*TASK TO CARRY OUT*
Exactly as written, give again the line with "Parse this screenshot: output" and all subsequent lines through the end of the records.

# # # # # # #

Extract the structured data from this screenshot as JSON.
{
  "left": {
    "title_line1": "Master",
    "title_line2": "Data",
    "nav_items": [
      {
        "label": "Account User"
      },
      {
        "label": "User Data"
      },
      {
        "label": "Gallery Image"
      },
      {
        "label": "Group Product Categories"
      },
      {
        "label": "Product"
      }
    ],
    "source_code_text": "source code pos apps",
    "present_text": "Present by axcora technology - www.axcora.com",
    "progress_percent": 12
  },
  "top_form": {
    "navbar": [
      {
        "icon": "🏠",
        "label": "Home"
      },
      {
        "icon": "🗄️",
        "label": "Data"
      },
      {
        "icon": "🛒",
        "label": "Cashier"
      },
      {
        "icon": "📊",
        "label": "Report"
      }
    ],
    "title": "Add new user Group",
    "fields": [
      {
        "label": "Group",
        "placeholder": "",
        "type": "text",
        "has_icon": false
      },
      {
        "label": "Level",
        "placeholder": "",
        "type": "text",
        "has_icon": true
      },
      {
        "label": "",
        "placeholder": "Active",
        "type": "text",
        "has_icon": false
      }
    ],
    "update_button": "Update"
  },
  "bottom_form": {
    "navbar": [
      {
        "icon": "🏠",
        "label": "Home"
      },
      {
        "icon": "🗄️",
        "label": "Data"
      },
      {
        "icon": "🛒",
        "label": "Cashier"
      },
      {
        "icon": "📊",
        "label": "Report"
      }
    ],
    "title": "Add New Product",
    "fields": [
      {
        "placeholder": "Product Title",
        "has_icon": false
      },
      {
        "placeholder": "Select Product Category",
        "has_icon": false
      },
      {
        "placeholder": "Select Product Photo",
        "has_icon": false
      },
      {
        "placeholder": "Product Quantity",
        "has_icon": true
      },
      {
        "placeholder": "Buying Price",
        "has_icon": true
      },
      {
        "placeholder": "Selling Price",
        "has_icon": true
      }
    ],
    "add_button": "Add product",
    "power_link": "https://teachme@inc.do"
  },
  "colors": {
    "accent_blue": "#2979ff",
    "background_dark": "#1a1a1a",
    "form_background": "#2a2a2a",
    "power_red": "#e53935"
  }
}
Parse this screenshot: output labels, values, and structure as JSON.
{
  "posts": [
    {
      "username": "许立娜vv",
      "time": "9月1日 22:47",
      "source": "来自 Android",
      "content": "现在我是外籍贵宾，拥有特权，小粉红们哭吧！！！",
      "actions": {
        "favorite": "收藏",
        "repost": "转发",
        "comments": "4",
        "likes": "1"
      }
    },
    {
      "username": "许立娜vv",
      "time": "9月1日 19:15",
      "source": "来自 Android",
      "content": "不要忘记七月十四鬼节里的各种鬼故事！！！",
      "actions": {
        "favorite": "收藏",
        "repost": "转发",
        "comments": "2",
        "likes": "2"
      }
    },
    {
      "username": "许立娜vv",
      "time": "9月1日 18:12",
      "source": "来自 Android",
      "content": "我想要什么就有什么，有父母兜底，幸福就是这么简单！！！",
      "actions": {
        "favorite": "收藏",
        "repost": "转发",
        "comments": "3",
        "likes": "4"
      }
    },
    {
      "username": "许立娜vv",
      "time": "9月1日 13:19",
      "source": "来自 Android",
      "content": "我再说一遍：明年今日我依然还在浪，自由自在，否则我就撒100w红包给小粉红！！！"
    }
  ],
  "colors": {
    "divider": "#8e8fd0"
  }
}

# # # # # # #

*FINISHED EXERCISE*
Parse this screenshot: output labels, values, and structure as JSON.
{
  "posts": [
    {
      "username": "许立娜vv",
      "time": "9月1日 22:47",
      "source": "来自 Android",
      "content": "现在我是外籍贵宾，拥有特权，小粉红们哭吧！！！",
      "actions": {
        "favorite": "收藏",
        "repost": "转发",
        "comments": "4",
        "likes": "1"
      }
    },
    {
      "username": "许立娜vv",
      "time": "9月1日 19:15",
      "source": "来自 Android",
      "content": "不要忘记七月十四鬼节里的各种鬼故事！！！",
      "actions": {
        "favorite": "收藏",
        "repost": "转发",
        "comments": "2",
        "likes": "2"
      }
    },
    {
      "username": "许立娜vv",
      "time": "9月1日 18:12",
      "source": "来自 Android",
      "content": "我想要什么就有什么，有父母兜底，幸福就是这么简单！！！",
      "actions": {
        "favorite": "收藏",
        "repost": "转发",
        "comments": "3",
        "likes": "4"
      }
    },
    {
      "username": "许立娜vv",
      "time": "9月1日 13:19",
      "source": "来自 Android",
      "content": "我再说一遍：明年今日我依然还在浪，自由自在，否则我就撒100w红包给小粉红！！！"
    }
  ],
  "colors": {
    "divider": "#8e8fd0"
  }
}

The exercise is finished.